Prompt
If a line below contains the word "filters", count it. Please give the total and nothing else.

======== Data shown ========

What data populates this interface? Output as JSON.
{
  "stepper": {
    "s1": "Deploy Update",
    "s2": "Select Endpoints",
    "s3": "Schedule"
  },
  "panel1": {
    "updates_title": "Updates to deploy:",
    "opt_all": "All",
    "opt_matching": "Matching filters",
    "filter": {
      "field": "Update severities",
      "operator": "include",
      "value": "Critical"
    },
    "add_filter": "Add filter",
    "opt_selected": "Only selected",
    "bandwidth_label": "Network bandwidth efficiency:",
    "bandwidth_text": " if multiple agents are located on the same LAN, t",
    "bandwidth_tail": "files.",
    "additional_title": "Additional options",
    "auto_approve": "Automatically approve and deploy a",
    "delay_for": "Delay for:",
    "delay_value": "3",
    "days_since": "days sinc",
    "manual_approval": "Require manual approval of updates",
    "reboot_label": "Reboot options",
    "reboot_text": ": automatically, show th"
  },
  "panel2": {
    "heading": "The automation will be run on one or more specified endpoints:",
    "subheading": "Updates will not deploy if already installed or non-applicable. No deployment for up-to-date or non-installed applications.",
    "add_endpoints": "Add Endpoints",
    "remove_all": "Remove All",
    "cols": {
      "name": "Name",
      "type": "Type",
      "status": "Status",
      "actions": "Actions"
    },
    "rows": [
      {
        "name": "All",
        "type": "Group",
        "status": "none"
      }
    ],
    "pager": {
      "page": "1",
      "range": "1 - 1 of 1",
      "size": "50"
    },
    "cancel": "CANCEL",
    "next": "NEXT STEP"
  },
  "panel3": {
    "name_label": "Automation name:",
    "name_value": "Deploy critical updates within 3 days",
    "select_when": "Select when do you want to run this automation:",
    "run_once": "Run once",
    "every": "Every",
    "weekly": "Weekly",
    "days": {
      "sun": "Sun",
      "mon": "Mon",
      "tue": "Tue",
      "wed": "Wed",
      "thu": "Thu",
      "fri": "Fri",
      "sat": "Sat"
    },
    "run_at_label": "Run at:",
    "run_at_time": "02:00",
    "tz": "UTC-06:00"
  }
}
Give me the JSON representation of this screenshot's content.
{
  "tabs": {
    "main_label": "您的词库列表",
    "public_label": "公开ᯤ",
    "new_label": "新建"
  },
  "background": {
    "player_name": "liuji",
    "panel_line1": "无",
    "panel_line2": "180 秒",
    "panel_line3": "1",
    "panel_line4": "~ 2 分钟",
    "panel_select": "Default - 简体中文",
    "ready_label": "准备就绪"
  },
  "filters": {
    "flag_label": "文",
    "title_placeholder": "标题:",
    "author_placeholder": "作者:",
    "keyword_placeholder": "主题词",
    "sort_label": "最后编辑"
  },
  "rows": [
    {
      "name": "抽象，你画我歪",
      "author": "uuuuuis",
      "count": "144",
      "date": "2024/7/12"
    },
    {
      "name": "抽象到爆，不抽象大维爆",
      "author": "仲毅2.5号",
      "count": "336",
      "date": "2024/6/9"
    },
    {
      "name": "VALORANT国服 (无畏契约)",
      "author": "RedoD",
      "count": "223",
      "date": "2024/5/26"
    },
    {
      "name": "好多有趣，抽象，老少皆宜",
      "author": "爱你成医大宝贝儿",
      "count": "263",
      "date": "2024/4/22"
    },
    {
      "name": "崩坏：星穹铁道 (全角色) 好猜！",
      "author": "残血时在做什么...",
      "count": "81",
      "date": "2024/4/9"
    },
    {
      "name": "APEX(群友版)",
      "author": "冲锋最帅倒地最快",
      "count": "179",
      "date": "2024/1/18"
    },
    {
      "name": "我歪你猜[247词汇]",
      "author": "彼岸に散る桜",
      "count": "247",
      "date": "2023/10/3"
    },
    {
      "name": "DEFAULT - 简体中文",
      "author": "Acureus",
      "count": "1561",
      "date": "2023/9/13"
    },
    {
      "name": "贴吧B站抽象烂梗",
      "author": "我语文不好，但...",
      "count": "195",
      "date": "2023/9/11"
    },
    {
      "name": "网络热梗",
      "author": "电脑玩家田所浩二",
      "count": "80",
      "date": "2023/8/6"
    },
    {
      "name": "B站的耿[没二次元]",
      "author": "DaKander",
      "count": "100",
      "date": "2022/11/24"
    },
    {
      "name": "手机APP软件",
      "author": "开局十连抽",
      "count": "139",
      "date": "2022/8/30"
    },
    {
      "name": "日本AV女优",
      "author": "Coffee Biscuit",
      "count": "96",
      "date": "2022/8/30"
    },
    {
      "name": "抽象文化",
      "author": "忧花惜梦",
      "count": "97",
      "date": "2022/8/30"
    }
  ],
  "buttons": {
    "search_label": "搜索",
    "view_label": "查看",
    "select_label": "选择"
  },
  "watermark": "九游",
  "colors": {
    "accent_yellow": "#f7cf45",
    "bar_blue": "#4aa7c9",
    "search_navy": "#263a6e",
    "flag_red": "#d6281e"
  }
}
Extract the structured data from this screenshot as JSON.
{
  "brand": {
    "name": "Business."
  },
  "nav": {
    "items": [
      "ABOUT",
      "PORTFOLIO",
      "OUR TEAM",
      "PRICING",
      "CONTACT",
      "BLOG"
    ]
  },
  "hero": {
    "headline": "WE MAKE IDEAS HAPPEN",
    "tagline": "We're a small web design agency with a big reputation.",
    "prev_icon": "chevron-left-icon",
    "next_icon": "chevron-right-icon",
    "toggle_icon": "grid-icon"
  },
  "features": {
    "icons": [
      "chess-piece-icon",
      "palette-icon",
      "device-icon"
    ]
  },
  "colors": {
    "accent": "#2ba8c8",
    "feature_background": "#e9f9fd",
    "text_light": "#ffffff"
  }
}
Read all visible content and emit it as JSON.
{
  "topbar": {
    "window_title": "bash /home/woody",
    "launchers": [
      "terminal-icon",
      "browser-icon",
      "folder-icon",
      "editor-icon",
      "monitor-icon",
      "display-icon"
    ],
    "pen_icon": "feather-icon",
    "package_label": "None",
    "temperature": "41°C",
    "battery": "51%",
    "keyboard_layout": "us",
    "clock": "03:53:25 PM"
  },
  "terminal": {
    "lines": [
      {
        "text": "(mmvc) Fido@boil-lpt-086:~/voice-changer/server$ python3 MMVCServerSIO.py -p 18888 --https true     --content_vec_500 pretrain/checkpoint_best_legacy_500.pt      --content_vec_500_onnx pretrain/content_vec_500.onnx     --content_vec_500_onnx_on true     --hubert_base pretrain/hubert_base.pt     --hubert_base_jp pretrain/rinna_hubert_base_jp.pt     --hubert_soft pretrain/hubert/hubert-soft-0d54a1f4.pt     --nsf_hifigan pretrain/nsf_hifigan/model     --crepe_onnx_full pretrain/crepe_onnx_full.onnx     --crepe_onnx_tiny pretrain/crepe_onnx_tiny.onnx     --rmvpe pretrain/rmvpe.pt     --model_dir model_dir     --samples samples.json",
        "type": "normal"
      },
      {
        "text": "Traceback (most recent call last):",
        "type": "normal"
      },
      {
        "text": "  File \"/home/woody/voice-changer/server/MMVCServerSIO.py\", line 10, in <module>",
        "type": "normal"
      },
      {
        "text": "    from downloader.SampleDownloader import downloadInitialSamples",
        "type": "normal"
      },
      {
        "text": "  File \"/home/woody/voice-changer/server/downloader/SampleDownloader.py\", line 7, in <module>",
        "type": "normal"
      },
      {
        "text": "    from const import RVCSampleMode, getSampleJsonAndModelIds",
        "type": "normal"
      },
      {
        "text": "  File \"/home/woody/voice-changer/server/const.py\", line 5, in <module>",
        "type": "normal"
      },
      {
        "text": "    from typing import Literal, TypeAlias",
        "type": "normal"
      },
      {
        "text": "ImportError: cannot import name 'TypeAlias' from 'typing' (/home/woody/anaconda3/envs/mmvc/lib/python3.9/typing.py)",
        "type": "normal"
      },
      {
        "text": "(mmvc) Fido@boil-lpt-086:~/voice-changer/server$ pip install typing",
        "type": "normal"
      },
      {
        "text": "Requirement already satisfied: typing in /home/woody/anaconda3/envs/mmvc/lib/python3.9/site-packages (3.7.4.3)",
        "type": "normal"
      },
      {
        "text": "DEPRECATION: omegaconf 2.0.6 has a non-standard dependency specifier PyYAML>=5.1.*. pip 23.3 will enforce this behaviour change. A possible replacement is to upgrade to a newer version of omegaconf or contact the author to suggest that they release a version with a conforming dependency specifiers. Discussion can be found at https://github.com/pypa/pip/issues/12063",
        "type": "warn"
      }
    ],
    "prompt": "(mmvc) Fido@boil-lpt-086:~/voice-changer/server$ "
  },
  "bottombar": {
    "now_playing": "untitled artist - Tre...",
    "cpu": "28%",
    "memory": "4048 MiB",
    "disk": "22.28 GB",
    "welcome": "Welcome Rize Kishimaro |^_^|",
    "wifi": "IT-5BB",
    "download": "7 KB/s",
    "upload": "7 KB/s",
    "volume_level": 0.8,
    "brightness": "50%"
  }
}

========

Problem solution
2